Wireless Networking

Massachusetts Boarding School Sued Over Wi-Fi Sickness 587

alphadogg writes: The parents of an anonymous student at the Fay School in Southborough, Mass., allege that the Wi-Fi at the institution is making their child sick, according to a lawsuit filed in U.S. District Court earlier this month (PDF). The child, identified only as "G" in court documents, is said to suffer from electromagnetic hypersensitivity syndrome. The radio waves emitted by the school's Wi-Fi routers cause G serious discomfort and physical harm, according to the suit. "After being continually denied access to the school in order to test their student's classroom, and having their request that all classrooms in which their child is present have the WiFi network replaced with a hard-wired Ethernet denied, the parents sued under the Americans with Disabilities Act."
Android

Many Android Users Susceptible To Plug-In Exploit -- And Many Of Them Have It 61

Ars Technica reports that a recently reported remote access vulnerability in Android is no longer just theoretical, but is being actively exploited. After more than 100,000 downloads of a scanning app from Check Point to evaluate users' risk from the attack, says Ars, In a blog post published today, Check Point researchers share a summary of that data—a majority (about 58 percent) of the Android devices scanned were vulnerable to the bug, with 15.84 percent actually having a vulnerable version of the remote access plug-in installed. The brand with the highest percentage of devices already carrying the vulnerable plug-in was LG—over 72 percent of LG devices scanned in the anonymized pool had a vulnerable version of the plug-in.
Networking

Virgin Media To Base a Public Wi-Fi Net On Paying Customers' Routers 112

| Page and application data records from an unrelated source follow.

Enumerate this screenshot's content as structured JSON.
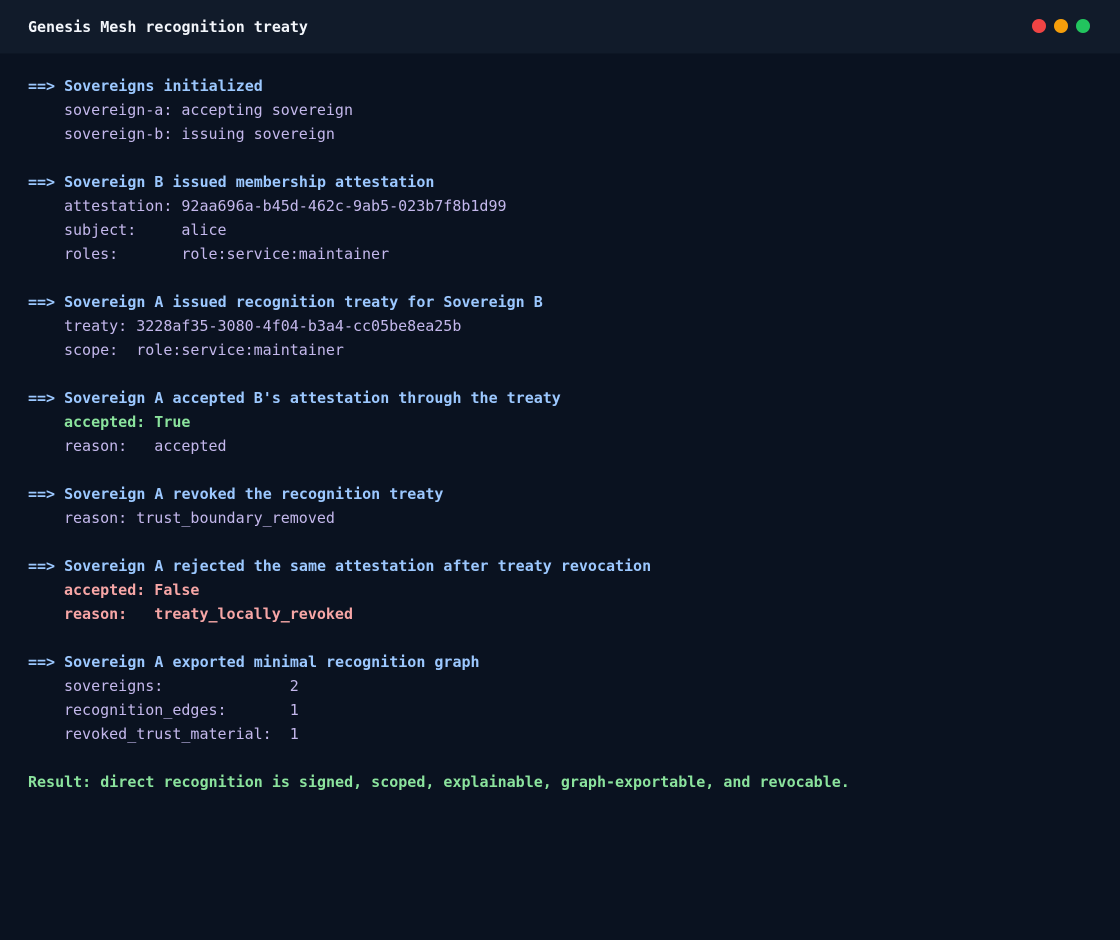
{
  "window": {
    "title": "Genesis Mesh recognition treaty",
    "controls": [
      "close-dot",
      "minimize-dot",
      "maximize-dot"
    ],
    "colors": {
      "background": "#0a1220",
      "titlebar": "#111b2a",
      "heading": "#9cc8ff",
      "detail": "#c4b8ec",
      "success": "#8be39d",
      "error": "#f7a6a6"
    }
  },
  "sections": [
    {
      "heading": "==> Sovereigns initialized",
      "lines": [
        "sovereign-a: accepting sovereign",
        "sovereign-b: issuing sovereign"
      ]
    },
    {
      "heading": "==> Sovereign B issued membership attestation",
      "lines": [
        "attestation: 92aa696a-b45d-462c-9ab5-023b7f8b1d99",
        "subject:     alice",
        "roles:       role:service:maintainer"
      ]
    },
    {
      "heading": "==> Sovereign A issued recognition treaty for Sovereign B",
      "lines": [
        "treaty: 3228af35-3080-4f04-b3a4-cc05be8ea25b",
        "scope:  role:service:maintainer"
      ]
    },
    {
      "heading": "==> Sovereign A accepted B's attestation through the treaty",
      "lines": [
        "accepted: True",
        "reason:   accepted"
      ]
    },
    {
      "heading": "==> Sovereign A revoked the recognition treaty",
      "lines": [
        "reason: trust_boundary_removed"
      ]
    },
    {
      "heading": "==> Sovereign A rejected the same attestation after treaty revocation",
      "lines": [
        "accepted: False",
        "reason:   treaty_locally_revoked"
      ]
    },
    {
      "heading": "==> Sovereign A exported minimal recognition graph",
      "lines": [
        "sovereigns:              2",
        "recognition_edges:       1",
        "revoked_trust_material:  1"
      ]
    }
  ],
  "result": "Result: direct recognition is signed, scoped, explainable, graph-exportable, and revocable."
}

An anonymous reader writes with a story that Virgin Media "announced this month its plans to roll out a free public WiFi network this autumn, using subscribers' personal routers and existing infrastructure to distribute the service across UK cities." And while regular customers' routers are to be the basis of the new network, the publicly viewable overlay would operate over "a completely separate connection," and the company claims subscribers' performance will not be hindered. Why, then, would customers bother to pay? For one thing, because the free version is slow: 0.5Mbps, vs. 10Mbps for Virgin's customers.